What you need to do | Would you copy each line of the data below that has "JSON"?

(Records from a data source)
※ ※ ※

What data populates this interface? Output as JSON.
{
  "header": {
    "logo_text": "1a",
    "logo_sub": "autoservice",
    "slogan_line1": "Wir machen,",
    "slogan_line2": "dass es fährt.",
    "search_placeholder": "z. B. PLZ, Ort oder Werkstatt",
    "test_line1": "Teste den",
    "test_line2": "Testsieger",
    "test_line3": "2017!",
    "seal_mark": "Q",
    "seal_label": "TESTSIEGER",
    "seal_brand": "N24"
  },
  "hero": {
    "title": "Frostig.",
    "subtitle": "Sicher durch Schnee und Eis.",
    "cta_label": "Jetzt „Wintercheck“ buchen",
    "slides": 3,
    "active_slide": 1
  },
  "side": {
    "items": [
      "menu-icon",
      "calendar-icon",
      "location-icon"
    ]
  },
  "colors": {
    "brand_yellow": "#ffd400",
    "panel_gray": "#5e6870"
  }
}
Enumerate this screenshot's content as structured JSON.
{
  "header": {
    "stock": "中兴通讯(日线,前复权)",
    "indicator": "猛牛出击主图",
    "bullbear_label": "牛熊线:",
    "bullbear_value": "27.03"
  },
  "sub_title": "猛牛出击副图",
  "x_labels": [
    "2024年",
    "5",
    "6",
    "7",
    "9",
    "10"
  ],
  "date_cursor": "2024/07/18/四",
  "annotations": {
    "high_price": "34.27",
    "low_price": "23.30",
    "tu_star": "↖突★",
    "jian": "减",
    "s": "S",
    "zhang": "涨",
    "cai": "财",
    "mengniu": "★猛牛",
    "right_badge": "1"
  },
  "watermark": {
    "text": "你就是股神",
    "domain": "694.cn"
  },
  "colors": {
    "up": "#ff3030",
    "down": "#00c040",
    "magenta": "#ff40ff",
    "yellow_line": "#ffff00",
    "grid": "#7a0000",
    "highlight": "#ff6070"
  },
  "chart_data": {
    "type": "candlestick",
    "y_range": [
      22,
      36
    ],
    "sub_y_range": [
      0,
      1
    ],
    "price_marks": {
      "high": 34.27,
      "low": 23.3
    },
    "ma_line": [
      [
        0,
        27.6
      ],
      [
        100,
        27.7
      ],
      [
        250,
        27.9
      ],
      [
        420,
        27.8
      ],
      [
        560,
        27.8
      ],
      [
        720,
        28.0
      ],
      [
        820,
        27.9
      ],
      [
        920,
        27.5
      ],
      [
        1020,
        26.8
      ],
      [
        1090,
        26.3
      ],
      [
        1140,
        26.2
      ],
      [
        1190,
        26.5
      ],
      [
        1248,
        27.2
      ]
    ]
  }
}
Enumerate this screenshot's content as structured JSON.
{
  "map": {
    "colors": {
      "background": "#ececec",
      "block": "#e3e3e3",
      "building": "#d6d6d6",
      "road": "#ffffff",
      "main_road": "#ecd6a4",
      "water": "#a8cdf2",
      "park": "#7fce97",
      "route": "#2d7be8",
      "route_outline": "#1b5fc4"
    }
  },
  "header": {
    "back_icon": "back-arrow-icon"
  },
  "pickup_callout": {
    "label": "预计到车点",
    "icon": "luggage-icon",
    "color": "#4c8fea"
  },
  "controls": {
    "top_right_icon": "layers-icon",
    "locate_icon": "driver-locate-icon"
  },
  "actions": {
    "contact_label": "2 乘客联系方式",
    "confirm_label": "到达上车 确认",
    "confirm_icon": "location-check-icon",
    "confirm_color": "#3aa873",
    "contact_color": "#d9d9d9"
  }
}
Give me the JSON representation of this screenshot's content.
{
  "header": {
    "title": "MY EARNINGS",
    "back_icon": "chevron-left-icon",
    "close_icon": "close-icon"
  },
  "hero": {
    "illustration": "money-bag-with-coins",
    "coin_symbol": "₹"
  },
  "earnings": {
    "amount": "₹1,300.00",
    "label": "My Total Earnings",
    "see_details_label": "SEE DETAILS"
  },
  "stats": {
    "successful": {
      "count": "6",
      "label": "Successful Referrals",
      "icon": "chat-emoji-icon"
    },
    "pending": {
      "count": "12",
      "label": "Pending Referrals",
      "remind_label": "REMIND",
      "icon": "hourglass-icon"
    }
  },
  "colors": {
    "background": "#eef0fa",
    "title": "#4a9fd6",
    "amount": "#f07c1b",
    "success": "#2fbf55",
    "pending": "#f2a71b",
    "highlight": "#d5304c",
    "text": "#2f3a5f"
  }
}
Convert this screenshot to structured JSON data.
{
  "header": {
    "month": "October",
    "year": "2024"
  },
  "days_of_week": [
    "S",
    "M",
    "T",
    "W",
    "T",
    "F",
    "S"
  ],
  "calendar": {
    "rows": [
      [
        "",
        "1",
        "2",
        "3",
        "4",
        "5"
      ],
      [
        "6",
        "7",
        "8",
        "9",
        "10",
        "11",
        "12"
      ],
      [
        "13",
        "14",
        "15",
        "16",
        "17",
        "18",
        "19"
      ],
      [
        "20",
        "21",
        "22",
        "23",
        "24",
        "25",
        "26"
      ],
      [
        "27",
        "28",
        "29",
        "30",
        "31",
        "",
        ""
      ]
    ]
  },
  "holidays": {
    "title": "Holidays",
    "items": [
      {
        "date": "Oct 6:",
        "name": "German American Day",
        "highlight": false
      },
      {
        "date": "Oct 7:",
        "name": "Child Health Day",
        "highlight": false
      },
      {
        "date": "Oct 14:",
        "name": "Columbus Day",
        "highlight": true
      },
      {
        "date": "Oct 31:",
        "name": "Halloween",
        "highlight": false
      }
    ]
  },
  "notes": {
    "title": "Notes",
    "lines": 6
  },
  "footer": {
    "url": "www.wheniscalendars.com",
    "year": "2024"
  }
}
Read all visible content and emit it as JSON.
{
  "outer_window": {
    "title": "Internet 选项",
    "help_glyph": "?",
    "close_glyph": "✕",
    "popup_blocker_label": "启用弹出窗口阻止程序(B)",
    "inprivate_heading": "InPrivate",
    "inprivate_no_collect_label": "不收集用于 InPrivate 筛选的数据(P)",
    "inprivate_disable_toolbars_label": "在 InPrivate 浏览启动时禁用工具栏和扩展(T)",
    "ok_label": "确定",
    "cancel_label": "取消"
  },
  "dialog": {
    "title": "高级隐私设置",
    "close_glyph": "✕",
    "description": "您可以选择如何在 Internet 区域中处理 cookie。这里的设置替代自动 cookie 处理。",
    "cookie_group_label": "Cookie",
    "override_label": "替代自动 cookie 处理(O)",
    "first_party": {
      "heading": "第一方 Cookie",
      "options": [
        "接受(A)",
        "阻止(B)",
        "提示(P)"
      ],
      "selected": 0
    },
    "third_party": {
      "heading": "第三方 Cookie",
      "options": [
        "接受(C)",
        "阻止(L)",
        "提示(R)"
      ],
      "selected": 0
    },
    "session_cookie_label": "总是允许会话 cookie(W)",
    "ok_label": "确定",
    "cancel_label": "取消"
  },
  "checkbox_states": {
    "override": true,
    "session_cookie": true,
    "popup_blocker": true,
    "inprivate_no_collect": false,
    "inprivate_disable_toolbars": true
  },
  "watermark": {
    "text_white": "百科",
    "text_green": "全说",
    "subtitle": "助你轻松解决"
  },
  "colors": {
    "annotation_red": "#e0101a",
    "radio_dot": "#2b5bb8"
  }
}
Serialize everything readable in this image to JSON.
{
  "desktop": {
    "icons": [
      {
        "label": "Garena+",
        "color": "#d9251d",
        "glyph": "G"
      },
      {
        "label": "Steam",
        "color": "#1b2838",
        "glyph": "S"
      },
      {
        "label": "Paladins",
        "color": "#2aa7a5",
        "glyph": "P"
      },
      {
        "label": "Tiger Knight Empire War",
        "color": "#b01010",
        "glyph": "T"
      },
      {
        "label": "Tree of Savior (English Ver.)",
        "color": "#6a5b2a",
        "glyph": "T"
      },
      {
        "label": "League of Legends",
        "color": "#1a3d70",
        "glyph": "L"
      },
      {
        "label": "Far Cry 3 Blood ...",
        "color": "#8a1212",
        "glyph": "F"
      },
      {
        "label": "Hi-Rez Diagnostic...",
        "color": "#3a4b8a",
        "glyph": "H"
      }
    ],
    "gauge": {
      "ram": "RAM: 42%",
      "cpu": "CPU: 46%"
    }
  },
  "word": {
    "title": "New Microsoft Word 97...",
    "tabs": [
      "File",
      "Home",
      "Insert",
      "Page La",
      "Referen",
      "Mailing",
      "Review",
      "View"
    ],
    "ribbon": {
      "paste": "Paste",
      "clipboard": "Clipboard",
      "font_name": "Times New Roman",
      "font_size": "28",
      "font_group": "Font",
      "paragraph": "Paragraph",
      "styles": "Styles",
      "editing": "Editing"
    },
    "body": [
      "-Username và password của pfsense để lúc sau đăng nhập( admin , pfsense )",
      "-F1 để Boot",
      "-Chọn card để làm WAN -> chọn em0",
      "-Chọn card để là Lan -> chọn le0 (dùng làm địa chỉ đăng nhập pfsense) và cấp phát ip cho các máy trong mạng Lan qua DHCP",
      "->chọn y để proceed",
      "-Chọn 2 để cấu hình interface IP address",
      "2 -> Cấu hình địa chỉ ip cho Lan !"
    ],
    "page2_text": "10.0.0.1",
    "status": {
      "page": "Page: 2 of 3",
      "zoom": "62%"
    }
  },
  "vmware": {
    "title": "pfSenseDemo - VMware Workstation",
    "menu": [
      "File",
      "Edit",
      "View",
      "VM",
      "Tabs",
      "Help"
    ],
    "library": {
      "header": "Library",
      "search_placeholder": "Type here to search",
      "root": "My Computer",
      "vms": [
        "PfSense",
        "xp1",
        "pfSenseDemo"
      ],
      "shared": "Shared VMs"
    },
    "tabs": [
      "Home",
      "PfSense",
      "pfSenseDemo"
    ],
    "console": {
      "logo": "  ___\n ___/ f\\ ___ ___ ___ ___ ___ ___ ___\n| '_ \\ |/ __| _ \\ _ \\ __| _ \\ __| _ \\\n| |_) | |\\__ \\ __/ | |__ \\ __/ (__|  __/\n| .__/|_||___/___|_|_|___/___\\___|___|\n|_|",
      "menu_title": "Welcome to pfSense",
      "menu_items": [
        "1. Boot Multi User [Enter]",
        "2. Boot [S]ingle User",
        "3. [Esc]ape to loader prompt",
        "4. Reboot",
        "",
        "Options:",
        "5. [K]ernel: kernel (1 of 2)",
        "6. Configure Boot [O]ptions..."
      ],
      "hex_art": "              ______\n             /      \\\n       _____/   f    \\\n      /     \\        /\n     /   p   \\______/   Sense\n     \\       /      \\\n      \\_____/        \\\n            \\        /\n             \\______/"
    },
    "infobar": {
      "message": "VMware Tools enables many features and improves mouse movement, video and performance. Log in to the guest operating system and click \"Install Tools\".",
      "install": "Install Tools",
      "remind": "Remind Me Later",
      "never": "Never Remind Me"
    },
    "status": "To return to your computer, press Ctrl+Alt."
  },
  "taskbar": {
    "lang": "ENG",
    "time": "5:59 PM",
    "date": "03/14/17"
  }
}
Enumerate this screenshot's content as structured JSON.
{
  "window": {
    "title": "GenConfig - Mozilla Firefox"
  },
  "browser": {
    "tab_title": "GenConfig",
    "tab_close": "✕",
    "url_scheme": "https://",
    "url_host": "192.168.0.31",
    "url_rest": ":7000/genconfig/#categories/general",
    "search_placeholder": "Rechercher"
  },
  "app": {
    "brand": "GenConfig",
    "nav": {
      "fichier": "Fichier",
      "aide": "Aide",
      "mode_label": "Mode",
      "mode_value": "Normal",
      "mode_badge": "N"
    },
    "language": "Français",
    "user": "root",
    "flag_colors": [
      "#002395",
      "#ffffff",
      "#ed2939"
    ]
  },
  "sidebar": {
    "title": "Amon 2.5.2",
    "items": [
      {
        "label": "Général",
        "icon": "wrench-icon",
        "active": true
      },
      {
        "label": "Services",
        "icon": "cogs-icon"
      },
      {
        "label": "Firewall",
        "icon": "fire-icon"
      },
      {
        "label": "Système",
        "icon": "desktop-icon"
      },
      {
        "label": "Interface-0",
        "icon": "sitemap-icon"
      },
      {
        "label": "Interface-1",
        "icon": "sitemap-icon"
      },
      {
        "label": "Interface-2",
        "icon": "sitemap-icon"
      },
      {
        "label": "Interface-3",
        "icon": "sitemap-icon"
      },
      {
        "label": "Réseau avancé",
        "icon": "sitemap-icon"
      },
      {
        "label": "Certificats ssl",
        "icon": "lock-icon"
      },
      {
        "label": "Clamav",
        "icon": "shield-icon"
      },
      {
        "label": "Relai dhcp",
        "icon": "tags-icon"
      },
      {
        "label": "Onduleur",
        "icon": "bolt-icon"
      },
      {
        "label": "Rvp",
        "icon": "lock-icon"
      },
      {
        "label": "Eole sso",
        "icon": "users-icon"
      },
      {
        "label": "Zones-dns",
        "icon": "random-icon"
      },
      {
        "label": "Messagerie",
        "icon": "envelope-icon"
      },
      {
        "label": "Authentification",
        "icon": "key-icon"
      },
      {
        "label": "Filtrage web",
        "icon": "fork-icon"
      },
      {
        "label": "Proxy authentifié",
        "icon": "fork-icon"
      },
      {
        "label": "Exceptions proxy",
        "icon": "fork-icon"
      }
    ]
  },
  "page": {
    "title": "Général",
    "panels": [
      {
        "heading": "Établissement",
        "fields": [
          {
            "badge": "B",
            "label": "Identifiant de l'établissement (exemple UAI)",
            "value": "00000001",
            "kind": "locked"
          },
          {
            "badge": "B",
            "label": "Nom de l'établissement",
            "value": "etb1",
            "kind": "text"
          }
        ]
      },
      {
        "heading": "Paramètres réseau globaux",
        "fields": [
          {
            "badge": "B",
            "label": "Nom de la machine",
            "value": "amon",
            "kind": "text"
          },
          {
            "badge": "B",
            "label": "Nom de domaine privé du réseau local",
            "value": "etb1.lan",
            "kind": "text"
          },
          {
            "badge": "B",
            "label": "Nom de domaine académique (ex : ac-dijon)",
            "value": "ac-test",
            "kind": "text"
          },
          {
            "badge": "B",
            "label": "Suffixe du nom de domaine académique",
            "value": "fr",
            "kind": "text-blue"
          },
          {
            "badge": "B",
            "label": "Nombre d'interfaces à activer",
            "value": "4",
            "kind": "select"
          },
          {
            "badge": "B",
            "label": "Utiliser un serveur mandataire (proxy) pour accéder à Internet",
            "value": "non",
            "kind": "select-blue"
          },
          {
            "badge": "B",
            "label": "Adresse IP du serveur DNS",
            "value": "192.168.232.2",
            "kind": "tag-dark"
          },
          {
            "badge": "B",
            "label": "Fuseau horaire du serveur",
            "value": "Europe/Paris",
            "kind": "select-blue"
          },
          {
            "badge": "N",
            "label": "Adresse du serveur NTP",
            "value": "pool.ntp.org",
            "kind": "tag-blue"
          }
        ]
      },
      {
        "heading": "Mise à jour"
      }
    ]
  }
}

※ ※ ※

Result below |
What data populates this interface? Output as JSON.
Enumerate this screenshot's content as structured JSON.
Enumerate this screenshot's content as structured JSON.
Give me the JSON representation of this screenshot's content.
Convert this screenshot to structured JSON data.
Read all visible content and emit it as JSON.
Serialize everything readable in this image to JSON.
Enumerate this screenshot's content as structured JSON.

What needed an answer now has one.